* _EXERCISE BRIEF_
Images should be omitted while the rest of the data is duplicated exactly.

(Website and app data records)
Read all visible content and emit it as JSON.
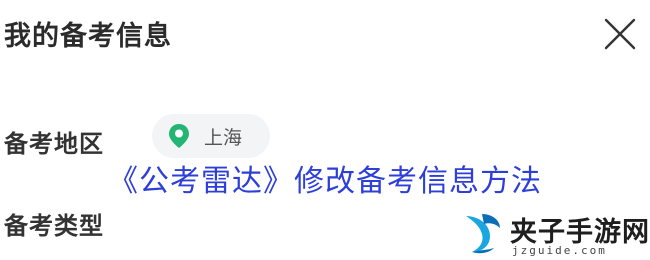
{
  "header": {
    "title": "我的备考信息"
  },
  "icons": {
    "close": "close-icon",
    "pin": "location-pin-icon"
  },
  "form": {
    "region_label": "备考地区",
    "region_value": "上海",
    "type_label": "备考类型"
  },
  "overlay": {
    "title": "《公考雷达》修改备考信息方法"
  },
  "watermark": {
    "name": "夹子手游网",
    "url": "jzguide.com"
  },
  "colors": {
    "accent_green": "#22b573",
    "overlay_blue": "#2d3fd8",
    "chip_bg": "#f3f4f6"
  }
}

* _ANSWER TO THE EXERCISE_
Read all visible content and emit it as JSON.
{
  "header": {
    "title": "我的备考信息"
  },
  "icons": {
    "close": "close-icon",
    "pin": "location-pin-icon"
  },
  "form": {
    "region_label": "备考地区",
    "region_value": "上海",
    "type_label": "备考类型"
  },
  "overlay": {
    "title": "《公考雷达》修改备考信息方法"
  },
  "watermark": {
    "name": "夹子手游网",
    "url": "jzguide.com"
  },
  "colors": {
    "accent_green": "#22b573",
    "overlay_blue": "#2d3fd8",
    "chip_bg": "#f3f4f6"
  }
}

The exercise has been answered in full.